* Work instructions: Check every line of the following material for the word "value", then say how many have it, with no other words.

* Given data:
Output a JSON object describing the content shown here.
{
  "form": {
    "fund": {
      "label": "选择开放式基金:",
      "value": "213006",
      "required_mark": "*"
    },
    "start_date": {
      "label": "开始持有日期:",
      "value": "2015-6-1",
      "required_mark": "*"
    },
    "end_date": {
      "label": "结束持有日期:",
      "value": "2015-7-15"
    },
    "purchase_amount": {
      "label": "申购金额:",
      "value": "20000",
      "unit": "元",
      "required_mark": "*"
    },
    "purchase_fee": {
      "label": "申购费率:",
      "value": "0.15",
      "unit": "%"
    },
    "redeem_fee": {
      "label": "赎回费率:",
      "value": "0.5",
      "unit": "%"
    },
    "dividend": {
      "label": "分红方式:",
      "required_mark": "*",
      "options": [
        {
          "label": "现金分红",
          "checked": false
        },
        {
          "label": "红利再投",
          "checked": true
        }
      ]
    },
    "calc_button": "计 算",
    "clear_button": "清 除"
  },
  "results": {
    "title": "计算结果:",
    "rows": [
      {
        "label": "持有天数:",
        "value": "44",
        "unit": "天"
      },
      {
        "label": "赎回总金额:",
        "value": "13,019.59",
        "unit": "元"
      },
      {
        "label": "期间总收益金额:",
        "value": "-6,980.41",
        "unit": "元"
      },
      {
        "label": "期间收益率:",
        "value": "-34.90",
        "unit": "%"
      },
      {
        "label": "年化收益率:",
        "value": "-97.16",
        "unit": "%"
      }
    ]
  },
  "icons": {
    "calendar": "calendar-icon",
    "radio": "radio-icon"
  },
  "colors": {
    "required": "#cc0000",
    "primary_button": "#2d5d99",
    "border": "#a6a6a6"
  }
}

* Solution to this exercise: 11